We have come together recently to celebrate the birth of Christ. A tiny baby, wrapped in rags and placed in a food trough. He and his parents fled shortly after his birth to Egypt. A place where they didn't know anyone but each other, where they didn't speak the language and where they hoped for safety as the newborn's life was at risk. Our Messiah, along with his parents, was a refugee.
I remember watching news reports about a year ago, of Syrian refugees coming to Canada and being greeted by our Prime Minister. I wonder how many of these new Canadians have looked back to where they were before they found safety in our beloved country?
In our sacred story we hear of three magi coming to visit the infant Jesus at a house. They arrived with gold, frankensense and myrrh. Gold we understand as a universal currency.

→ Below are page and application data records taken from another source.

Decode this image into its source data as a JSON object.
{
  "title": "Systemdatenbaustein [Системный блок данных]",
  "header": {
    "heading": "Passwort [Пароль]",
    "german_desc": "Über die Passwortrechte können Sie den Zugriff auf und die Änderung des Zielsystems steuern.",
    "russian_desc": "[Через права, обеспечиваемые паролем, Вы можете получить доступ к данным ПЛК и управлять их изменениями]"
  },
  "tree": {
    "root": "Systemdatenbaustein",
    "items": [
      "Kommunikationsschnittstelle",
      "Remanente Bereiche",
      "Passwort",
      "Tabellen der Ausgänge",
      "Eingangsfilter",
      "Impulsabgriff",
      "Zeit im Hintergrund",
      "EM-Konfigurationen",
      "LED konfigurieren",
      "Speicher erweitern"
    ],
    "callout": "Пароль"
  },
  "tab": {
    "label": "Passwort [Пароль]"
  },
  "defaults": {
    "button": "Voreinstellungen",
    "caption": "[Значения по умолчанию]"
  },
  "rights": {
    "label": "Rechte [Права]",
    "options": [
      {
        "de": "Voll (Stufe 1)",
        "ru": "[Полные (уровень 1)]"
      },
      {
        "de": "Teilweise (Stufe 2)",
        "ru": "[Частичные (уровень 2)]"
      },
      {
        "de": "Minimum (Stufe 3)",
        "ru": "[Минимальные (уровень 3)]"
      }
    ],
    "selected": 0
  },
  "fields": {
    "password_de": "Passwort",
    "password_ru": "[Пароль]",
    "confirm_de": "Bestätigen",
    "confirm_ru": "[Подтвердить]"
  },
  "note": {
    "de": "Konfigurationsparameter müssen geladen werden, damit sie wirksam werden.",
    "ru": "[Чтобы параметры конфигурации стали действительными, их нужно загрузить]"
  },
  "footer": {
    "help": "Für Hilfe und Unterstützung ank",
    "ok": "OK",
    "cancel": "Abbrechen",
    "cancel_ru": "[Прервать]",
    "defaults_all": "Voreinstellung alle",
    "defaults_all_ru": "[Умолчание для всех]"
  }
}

The other two are used for preparation of a body for burial...it would be like bringing embalming fluid to a baby shower today. A strange gift at first glance. But maybe, just maybe, these Magi knew that the baby they were kneeling before, to whom they had come to pay homage, was going to be sacrificed for humanity? Could they have seen that? Is that why they brought the gifts they did?
We will gather on the 1st of January to celebrate the naming and circumcision of Jesus. On the 8th we will gather to celebrate Epiphany. The actual date of Epiphany is the 6th. Why not celebrate those events together? Because they deserve to be celebrated separately.
Epiphany is the time when we remember the gifts we have been given. Not necessarily for Christmas, but the gifts we have been given from God that compliment our lives. The gifts that are uniquely ours and no-one else's.
This week I will celebrate the lives of two women. One who was 91 when she died, the other in her mid-50's. These women were not related and did not know each other in life. And yet their celebrations of life will be similar in that their loved ones will gather to remember the good and not-so-good times that defined their lives. They will share stories and promote the legacy of these ladies.
Let this season of Epiphany fill your life with light. Let it guide us to the bright star that shows us the way to the Christ-child. The one who will set us free. Who loves us like no other. And always will.